Xbox Fitness on Xbox One

Xbox Fitness was a major part of the Xbox One’s launch back in 2013. Its numerous body-tracking features were instrumental in demonstrating the improved Kinect camera which shipped with the console and, for many gamers like myself who have an interest in keeping fit, it was a main motivator in making the initial Xbox One Day One purchase.

Since its launch though, Xbox Fitness was plagued with problems that ranged from a clunky user interface and an always online requirement to video buffering problems that essentially made it unusable even by those with good internet.

Over the following years, the video streaming improved (though was never completely fixed), an option to download some workouts to the Xbox One console was added, and a broader range of workouts were made available. Users continued to drop off though and in mid-2016, Microsoft announced that it would begin restricting access to Xbox Fitness’ features in stages before shutting it down completely in mid-2017.

Despite its loyal following (I personally still use Xbox Fitness daily and spent hundreds of dollars on workout downloadable content), the program was a failure for a multitude of reasons and its cancellation didn’t come as too much of a surprise. The concept was a good one though and the potential for a successful revamp of the Xbox Fitness concept in 2017 or beyond is huge. Here are five ways I think Microsoft could make Xbox Fitness 2 (or whatever it’s called) a success.

No More Streaming

Video buffering when watching a movie is annoying enough but when the buffering happens in the middle of a high-impact workout, it’s dangerous and infuriating. When Xbox Fitness launched, it wasn’t uncommon to experience buffering as often as every five minutes throughout a one hour session. The initial experience was so poor that many Xbox One owners who were interested in Xbox Fitness tried it once and never came back.

Xbox Fitness on Xbox One

The reason for the compulsory streaming was apparently due to the contracts Microsoft signed so that they could use certain third-party workout programs in Xbox Fitness. Towards the end of its lifespan though, Xbox Fitness did introduce video downloads for most of the Xbox-produced workouts, most likely due to a new form of contract being drawn up with customer feedback in mind. While being far too late to save the platform and bring back those who had given up on it, this download option did improve usability greatly for the loyalists and hinted at a new direction for Xbox Fitness had it continued to evolve.

Any new iteration of Xbox Fitness needs to have download options for all workouts.

Bring Xbox Fitness to Windows 10

Very recently after Xbox Fitness launched, there was official word from Microsoft that they were planning to expand the program to other devices such as Windows 10 PCs and tablets. Unfortunately this never happened but the potential here is huge.

Xbox Fitness YO:30 on Xbox One

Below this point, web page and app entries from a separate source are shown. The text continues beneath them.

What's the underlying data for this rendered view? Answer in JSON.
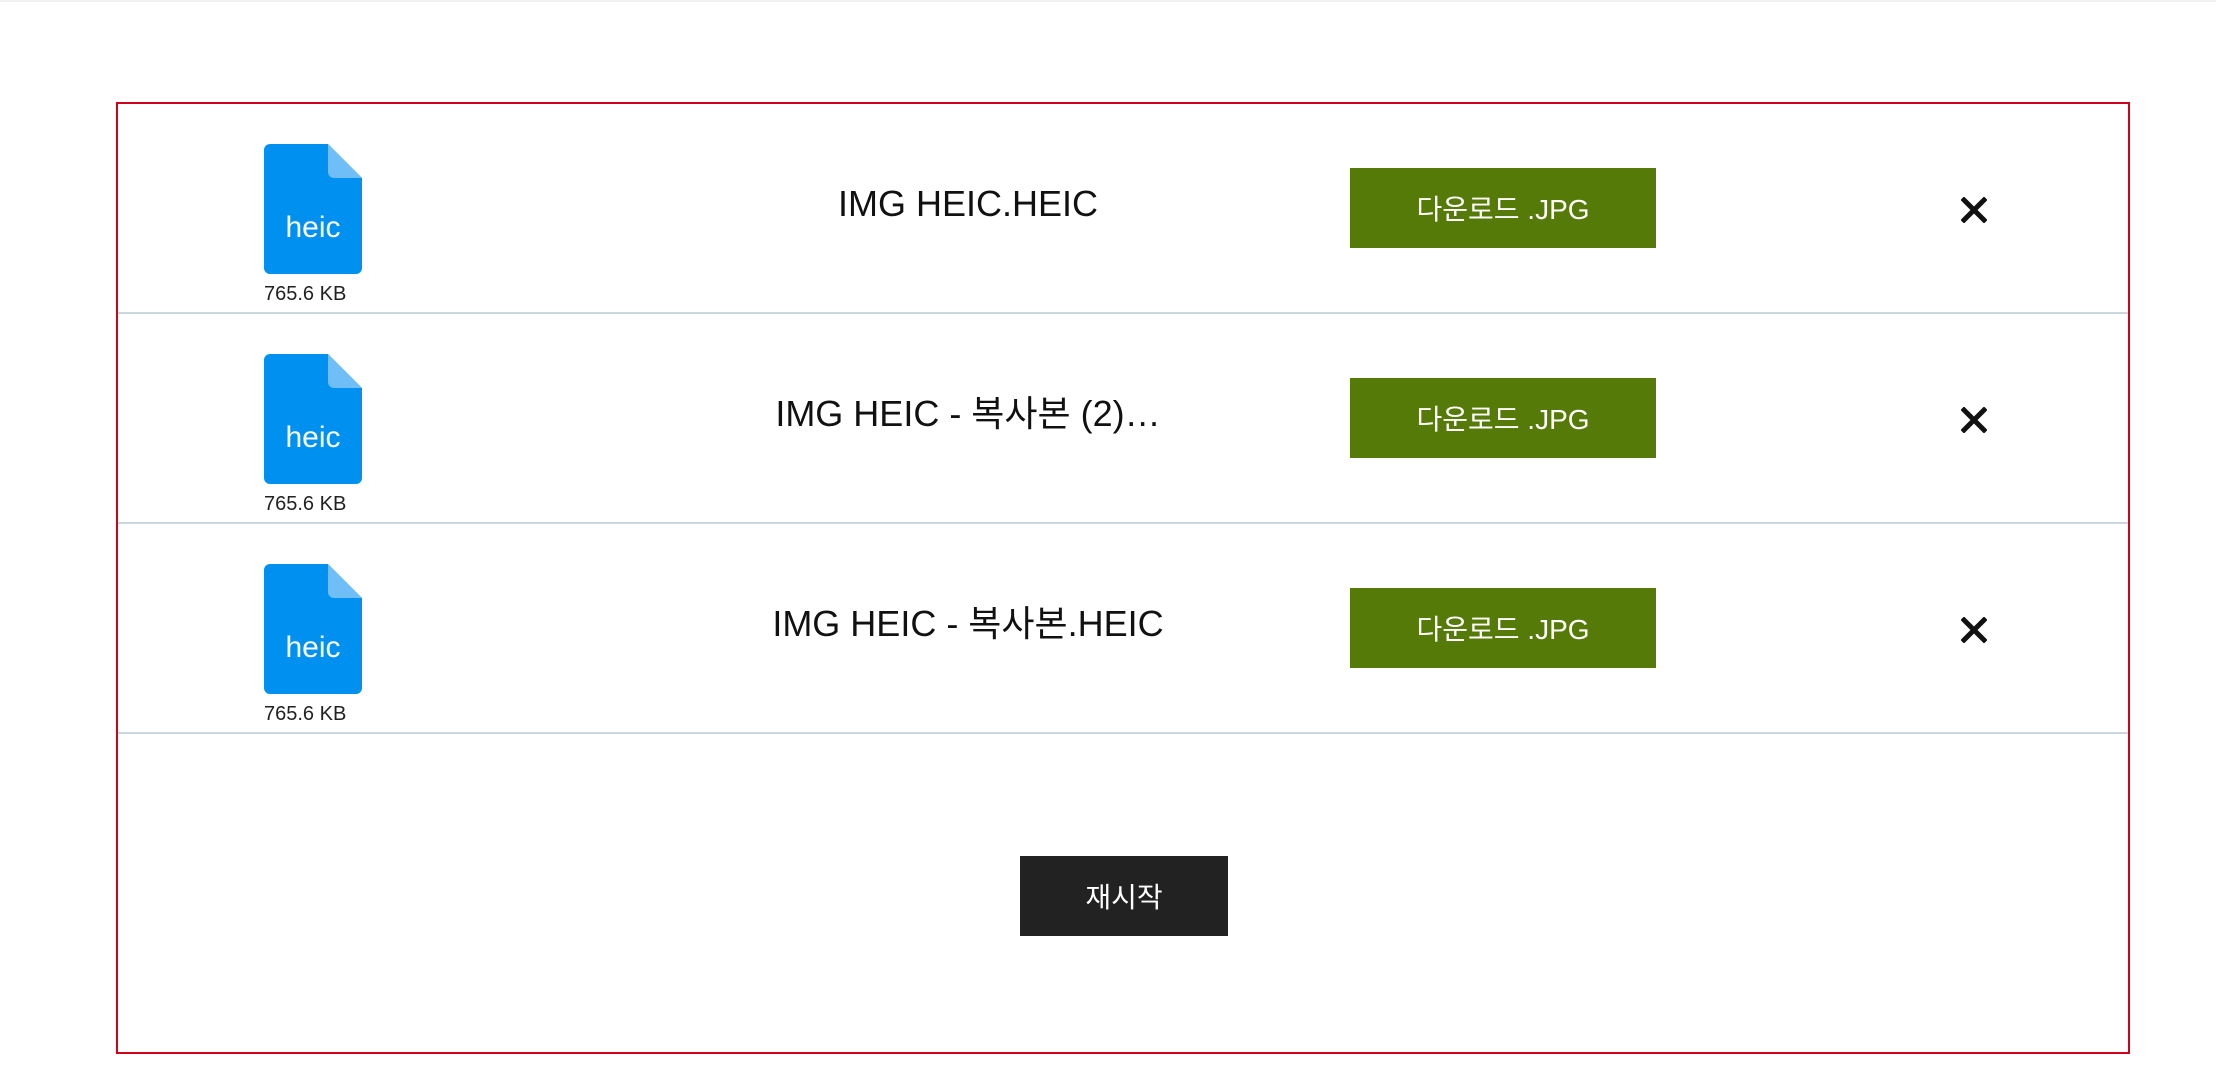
{
  "files": [
    {
      "icon": "heic-file-icon",
      "ext_label": "heic",
      "size": "765.6 KB",
      "name": "IMG HEIC.HEIC",
      "download_label": "다운로드 .JPG",
      "remove_icon": "close-icon"
    },
    {
      "icon": "heic-file-icon",
      "ext_label": "heic",
      "size": "765.6 KB",
      "name": "IMG HEIC - 복사본 (2)…",
      "download_label": "다운로드 .JPG",
      "remove_icon": "close-icon"
    },
    {
      "icon": "heic-file-icon",
      "ext_label": "heic",
      "size": "765.6 KB",
      "name": "IMG HEIC - 복사본.HEIC",
      "download_label": "다운로드 .JPG",
      "remove_icon": "close-icon"
    }
  ],
  "restart_label": "재시작",
  "colors": {
    "panel_border": "#d0021b",
    "file_icon": "#0091f0",
    "file_icon_fold": "#6fbef7",
    "download_button": "#567a08",
    "restart_button": "#222222",
    "row_divider": "#c9d7e0"
  }
}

With the download option for workouts enabled and also an option to unlock in-game challenges that don’t require the use of the Xbox One’s Kinect, there’s no reason why Xbox Fitness couldn’t work on a Windows 10 device and sync progress and stats through the Xbox Live network. I travel quite a lot and I would love to keep up with my Xbox Fitness workouts while on the road. There are already a variety of competing fitness apps that offer workout videos. This is a rather big market that Microsoft could easily tap into in an easier and much more affordable way than its (seemingly) failed Microsoft Band experiment.

Less Advertising, More Personalization

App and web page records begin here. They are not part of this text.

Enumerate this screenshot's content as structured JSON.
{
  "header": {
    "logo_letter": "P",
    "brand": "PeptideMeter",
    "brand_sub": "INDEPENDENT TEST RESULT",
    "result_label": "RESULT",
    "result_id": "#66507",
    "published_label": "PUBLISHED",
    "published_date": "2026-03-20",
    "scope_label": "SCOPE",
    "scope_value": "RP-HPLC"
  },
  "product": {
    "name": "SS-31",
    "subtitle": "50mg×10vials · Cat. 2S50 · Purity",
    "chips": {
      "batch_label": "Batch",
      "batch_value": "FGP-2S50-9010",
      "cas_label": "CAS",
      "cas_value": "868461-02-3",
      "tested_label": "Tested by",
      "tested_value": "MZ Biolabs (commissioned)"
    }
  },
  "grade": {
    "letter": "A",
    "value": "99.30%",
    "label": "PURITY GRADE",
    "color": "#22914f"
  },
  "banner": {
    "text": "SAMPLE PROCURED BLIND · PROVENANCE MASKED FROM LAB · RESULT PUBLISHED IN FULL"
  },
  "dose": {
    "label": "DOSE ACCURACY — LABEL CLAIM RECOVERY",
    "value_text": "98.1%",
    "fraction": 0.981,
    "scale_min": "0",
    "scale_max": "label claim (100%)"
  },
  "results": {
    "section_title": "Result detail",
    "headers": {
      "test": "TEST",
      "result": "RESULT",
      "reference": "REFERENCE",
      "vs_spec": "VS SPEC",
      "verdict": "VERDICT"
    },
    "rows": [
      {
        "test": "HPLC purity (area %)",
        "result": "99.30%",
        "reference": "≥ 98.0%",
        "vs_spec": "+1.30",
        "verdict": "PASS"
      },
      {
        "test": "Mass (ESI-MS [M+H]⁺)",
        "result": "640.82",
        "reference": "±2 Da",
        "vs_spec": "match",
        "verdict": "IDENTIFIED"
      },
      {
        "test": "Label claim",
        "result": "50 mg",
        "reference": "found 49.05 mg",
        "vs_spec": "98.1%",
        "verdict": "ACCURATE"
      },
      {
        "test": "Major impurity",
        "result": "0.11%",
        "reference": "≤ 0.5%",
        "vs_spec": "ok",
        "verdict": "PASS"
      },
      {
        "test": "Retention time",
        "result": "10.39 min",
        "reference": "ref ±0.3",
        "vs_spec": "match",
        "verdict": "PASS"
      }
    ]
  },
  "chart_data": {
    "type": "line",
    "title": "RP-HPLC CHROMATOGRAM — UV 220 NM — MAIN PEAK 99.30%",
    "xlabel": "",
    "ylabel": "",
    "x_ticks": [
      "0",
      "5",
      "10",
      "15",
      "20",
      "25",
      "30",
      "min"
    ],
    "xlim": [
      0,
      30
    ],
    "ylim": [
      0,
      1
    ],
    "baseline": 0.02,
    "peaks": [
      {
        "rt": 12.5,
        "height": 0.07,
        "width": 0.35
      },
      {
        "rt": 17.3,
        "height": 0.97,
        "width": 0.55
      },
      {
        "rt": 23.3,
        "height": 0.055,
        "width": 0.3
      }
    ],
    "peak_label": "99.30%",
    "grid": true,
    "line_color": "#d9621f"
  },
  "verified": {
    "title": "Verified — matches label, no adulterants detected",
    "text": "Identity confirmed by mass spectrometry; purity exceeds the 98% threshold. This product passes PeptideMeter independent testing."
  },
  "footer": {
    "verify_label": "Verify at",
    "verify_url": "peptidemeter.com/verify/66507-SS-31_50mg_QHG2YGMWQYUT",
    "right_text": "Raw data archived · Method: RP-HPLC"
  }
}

For all of its stat tracking, Xbox Fitness provided a terrible experience for users trying to navigate its menus. Two thirds of the main menu were dedicated to advertising physical workout merchandise while the remaining third gave a quick play option to redo the most-previously played workout (which was a completely useless feature as most people would play the following workout in a series, not the one they just completed). There weren’t even any leaderboards, something all fitness programs have as a main feature, at launch. They were added years later.

A new Xbox Fitness needs to be all about the user. Kind of like FitBit’s dashboard. Xbox Fitness users would need to see their leaderboards as soon as they open the app (probably just their top five friends), their monthly stats prominently displayed, and their stamp card. More personalization of a user’s profile would also be a good idea. Why not add favorite workout styles (i.e. yoga, weights, etc) to a member’s card along with their rank? There are a lot of possibilities here for an improved design.

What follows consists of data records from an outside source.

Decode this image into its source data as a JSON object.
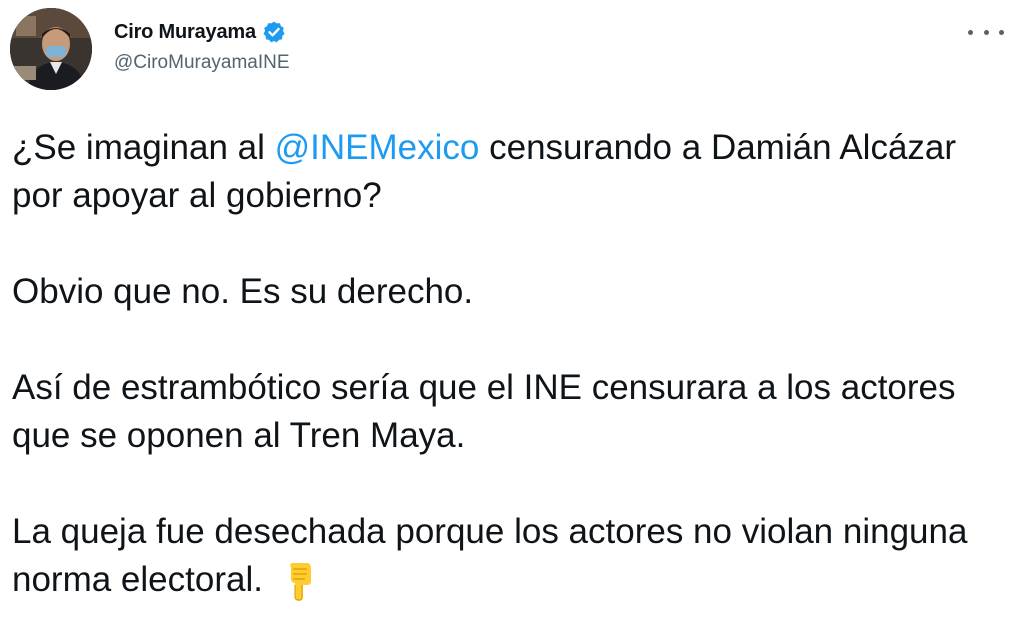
{
  "author": {
    "name": "Ciro Murayama",
    "handle": "@CiroMurayamaINE",
    "verified_icon": "verified-badge-icon",
    "avatar_icon": "profile-photo"
  },
  "menu": {
    "icon": "more-options-icon"
  },
  "tweet": {
    "p1_a": "¿Se imaginan al ",
    "p1_mention": "@INEMexico",
    "p1_b": " censurando a Damián Alcázar por apoyar al gobierno?",
    "p2": "Obvio que no. Es su derecho.",
    "p3": "Así de estrambótico sería que el INE censurara a los actores que se oponen al Tren Maya.",
    "p4": "La queja fue desechada porque los actores no violan ninguna norma electoral.",
    "p4_emoji": "backhand-pointing-down-icon"
  },
  "colors": {
    "text": "#0f1419",
    "secondary": "#536471",
    "link": "#1d9bf0",
    "verified": "#1d9bf0"
  }
}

Make an Xbox Fitness Running Smartphone App

Most people who are interested in exercise go running and most of them use a smartphone and an app to track their distance and pace and to compete with friends. A running app with the Xbox Fitness brand would be very popular with users and through Xbox Live also has the potential to unlock Xbox Achievements, sync data to the main Xbox Fitness Xbox One/Windows 10 app, and more.

An Xbox Fitness Smartphone App Would be a Great Idea

The Xbox One game, Shape Up, developed a similar running app for Windows Phone, iOS, and Android to help promote its release on the console. It’s kind of embarrassing that a casual fitness game such as that beat Microsoft to the punch.

Focus on Xbox Fitness Branded Workouts

After its cancellation announcement, both Xbox and Xbox Fitness support confirmed that the licence fees for streaming the workouts were the main reason for the closure of Xbox Fitness. It was just too expensive to maintain with the shrinking userbase. For any revamp of Xbox Fitness, Microsoft needs to ditch all of those third-party celebrity workouts and focus on producing more Xbox Fitness-branded programs which, if we’re being honest, were often superior than the others anyway.

It’s no secret that the Mossa workouts that were made for Xbox Fitness are extremely popular with users. Microsoft could potentially relaunch the product as a Mossa app or game and it would be a huge success. Most of the Xbox Fitness workouts were very well-made though and, possibly, much cheaper in the long-term too if Microsoft owns the rights to that content.

Xbox Fitness: ATHLETE30 from MOSSA on Xbox One

As it stands right now, there’s enough unique content on Xbox Fitness to stand alone without the need for any additional videos made by other companies. Microsoft should ditch the third-parties completely and focus on their own content.

Are you an Xbox Fitness user and would you like to see a reboot of the concept on Xbox One or Windows 10? Share your ideas for what you would like to see happen in the comments below.